Story of Inventions 2ed
The Story of Inventions presents major inventions from the past 400 years that have had an impact on the growth of our modern industrialized world. Written in an easy-to-read format, these true-life stories will reveal not only how the inventions came to be, but also the history behind their inventors and the character traits that contributed to their success.
The text is divided into four sections: Power, Manufacturing & Production, Communications, and Transportation. Inventions range from the sewing machine, cotton gin, radio, television, submarine, computer, and more; inventors include Edison, Fermi, Ford, Gutenberg, Morse, Tesla, Fulton, and others. Comprehension questions are included at the end of each chapter.
How is daily life today different than it was 50, 100, or 500 years ago? Much of the difference centers around inventions that have enabled each one of us to do more, for less cost, than our ancestors would have dreamed possible. The Story of Inventions tells how we got from there to here. Covering both inventor and invention, this book describes the importance of major innovations that we now take for granted. Learn about the invention of steam and electric engines, steel, reaper, cotton gin, sewing machine, printing press, telegraph and telephone, television, computer and submarine. Captivating reading for any aspiring engineer. Revised, 2nd edition.
Materials that cover scientific developments through history, famous scientists, inventors and inventions.
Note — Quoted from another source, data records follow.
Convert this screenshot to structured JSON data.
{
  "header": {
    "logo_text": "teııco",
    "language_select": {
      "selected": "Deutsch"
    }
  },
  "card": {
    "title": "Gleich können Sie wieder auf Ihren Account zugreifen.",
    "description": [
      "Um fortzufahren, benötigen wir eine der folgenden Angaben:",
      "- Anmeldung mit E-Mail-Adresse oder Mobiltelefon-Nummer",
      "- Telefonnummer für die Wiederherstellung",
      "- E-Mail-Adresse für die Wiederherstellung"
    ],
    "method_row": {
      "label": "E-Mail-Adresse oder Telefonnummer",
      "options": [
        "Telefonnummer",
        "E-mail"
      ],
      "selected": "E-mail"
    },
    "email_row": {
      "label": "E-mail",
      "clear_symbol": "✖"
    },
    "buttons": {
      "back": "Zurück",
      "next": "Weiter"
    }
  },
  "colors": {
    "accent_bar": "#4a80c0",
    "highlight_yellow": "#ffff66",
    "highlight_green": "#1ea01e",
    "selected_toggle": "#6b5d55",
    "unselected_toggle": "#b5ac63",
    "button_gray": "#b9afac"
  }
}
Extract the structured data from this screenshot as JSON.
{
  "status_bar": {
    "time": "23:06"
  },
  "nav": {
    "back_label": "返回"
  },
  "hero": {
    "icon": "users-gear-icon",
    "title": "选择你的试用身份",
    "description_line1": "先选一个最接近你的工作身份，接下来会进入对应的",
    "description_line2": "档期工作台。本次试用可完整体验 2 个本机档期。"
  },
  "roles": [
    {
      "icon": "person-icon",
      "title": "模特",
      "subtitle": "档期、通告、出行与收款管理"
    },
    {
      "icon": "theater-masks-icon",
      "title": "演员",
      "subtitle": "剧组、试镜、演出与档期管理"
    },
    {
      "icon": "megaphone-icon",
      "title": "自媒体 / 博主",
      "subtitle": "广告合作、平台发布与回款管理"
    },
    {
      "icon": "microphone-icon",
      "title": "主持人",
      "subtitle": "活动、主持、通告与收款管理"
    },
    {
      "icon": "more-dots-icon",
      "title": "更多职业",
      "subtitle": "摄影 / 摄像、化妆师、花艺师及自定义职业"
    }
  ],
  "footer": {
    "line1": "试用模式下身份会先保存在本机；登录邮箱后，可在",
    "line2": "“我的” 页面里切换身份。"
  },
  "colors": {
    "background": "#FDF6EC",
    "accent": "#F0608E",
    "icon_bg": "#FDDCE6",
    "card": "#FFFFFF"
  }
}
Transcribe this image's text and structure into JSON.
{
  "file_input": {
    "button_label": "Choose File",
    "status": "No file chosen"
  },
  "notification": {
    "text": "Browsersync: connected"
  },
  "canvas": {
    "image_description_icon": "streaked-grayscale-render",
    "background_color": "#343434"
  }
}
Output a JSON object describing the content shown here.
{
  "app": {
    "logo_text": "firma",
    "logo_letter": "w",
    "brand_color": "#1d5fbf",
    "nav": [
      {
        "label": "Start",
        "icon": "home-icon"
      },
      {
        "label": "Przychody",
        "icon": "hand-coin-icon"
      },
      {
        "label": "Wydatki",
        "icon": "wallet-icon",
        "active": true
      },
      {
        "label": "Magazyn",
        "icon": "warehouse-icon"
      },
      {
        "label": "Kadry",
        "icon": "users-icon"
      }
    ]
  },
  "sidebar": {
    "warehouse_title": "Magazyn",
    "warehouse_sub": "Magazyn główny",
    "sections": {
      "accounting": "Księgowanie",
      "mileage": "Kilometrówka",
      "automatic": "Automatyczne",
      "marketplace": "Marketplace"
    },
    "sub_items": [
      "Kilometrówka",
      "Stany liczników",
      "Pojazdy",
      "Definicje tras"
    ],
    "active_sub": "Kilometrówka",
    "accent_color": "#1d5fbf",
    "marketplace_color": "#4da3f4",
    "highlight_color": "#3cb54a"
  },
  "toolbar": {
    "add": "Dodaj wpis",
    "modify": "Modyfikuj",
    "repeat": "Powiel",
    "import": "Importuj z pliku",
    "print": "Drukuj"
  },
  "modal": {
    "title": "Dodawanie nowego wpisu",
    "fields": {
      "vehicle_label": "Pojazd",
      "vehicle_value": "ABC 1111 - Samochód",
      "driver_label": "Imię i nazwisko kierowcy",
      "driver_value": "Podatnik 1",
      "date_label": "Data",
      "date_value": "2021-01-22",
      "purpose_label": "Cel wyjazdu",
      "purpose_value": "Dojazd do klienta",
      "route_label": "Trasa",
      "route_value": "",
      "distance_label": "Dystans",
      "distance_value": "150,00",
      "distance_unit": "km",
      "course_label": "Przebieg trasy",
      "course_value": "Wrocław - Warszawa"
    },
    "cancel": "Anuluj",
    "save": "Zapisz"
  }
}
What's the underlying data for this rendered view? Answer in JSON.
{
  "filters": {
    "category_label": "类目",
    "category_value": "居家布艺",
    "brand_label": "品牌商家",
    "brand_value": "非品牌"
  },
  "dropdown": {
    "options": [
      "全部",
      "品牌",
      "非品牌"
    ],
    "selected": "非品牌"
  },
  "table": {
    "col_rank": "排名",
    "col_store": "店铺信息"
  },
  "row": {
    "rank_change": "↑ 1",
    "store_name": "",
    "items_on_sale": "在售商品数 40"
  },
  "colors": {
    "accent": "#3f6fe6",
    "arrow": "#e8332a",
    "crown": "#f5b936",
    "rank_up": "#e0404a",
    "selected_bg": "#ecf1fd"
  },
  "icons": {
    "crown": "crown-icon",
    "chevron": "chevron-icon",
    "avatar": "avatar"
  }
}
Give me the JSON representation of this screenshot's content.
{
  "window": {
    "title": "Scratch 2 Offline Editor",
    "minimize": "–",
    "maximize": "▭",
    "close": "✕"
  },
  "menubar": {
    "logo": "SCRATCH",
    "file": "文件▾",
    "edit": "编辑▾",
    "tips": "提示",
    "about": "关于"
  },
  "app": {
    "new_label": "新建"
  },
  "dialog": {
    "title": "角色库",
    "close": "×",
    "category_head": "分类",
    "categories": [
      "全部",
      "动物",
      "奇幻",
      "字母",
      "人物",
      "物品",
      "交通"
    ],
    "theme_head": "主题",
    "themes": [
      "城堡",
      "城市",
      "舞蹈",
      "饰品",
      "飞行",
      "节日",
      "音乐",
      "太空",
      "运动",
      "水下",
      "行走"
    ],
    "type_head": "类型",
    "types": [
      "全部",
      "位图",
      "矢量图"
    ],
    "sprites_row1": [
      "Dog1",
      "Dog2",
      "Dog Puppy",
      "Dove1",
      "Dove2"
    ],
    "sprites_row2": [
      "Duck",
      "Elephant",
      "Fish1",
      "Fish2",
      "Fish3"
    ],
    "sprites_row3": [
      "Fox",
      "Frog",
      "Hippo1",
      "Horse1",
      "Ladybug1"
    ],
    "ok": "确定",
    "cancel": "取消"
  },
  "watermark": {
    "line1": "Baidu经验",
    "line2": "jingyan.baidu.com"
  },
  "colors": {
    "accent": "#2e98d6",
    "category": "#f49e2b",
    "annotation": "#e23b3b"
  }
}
However, I have been quite disappointed with it. In my opinion, this is not written for a sixth grade level, and not particularly well-written in general. I feel the level of inference and abstract thinking required to dig out the answers to the comprehension questions is above a sixth grade level. Even working backwards from the answer key, I had to really dig to come up with the answers they had, and I have a college degree with a minor in English! My son has been struggling with this curriculum and he is a bright student, one who is routinely testing at an 8th grade reading level.
Examples touching on the quality of the writing, often similar inventions or inventions that build on each other are discussed, but it can be difficult to distinguish one from the other and the questions expect the student to do so. For instance, chapter 12 covers the signal telegraph, the electric telegraph, the registering electromagnetic telegraph, Wheatstone's electric telegraph, and Morse's electric telegraph. The questions then ask what device did Gauss & Weber invent? The answer is the electric-needle telegraph, which is not even noted as a separate invention in the chapter. There is simply the passing reference in the section labeled Registering Electromagnetic Telegraph that "In 1833, Gauss & Weber, two noted German Scientists, put up an electric-needle telegraph line that was about a mile long."
Then once it gets around to talking about the Registering Electromagnetic Telegraph, it does not tell the student what the word "registering" means. Because I have an adult vocabulary and know what the word means, I was able to connect it to the rather convoluted description of this tweak to the invention being able to make dots on paper.
In short, while the subject matter is interesting and I applaud the author for choosing to create a resource that would be interesting to a child with a scientific bent, I feel the material is not well-written, nor is it written at a sixth-grade level.
over 4 years ago